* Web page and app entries
= = = = = = =

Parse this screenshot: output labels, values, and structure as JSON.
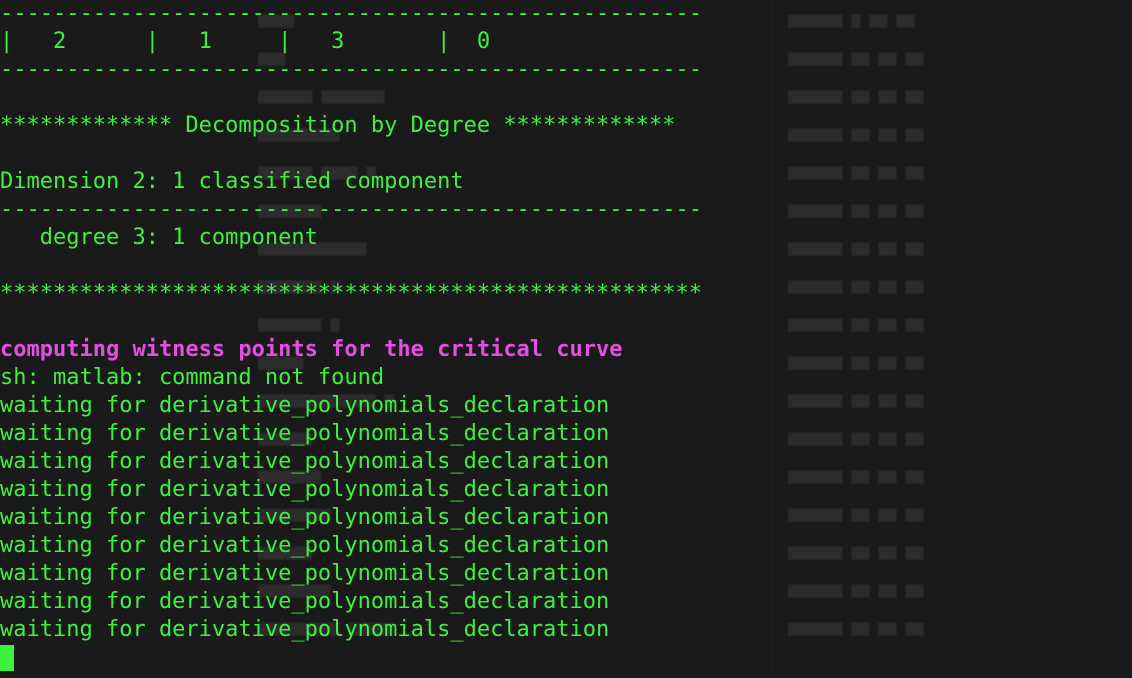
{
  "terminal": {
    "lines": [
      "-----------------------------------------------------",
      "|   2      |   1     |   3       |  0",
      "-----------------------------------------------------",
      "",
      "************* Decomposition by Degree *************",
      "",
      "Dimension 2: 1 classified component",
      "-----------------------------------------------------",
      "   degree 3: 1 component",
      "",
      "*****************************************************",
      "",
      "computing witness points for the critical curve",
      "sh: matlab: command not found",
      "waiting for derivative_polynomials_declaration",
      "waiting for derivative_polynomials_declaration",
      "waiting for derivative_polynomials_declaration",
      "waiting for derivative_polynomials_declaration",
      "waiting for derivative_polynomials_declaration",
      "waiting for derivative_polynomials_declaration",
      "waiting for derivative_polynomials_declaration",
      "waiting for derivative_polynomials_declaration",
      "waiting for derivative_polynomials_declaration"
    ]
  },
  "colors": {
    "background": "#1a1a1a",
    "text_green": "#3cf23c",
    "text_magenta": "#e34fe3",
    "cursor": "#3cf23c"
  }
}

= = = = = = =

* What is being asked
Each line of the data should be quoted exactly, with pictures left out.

* The completed task
Parse this screenshot: output labels, values, and structure as JSON.
{
  "terminal": {
    "lines": [
      "-----------------------------------------------------",
      "|   2      |   1     |   3       |  0",
      "-----------------------------------------------------",
      "",
      "************* Decomposition by Degree *************",
      "",
      "Dimension 2: 1 classified component",
      "-----------------------------------------------------",
      "   degree 3: 1 component",
      "",
      "*****************************************************",
      "",
      "computing witness points for the critical curve",
      "sh: matlab: command not found",
      "waiting for derivative_polynomials_declaration",
      "waiting for derivative_polynomials_declaration",
      "waiting for derivative_polynomials_declaration",
      "waiting for derivative_polynomials_declaration",
      "waiting for derivative_polynomials_declaration",
      "waiting for derivative_polynomials_declaration",
      "waiting for derivative_polynomials_declaration",
      "waiting for derivative_polynomials_declaration",
      "waiting for derivative_polynomials_declaration"
    ]
  },
  "colors": {
    "background": "#1a1a1a",
    "text_green": "#3cf23c",
    "text_magenta": "#e34fe3",
    "cursor": "#3cf23c"
  }
}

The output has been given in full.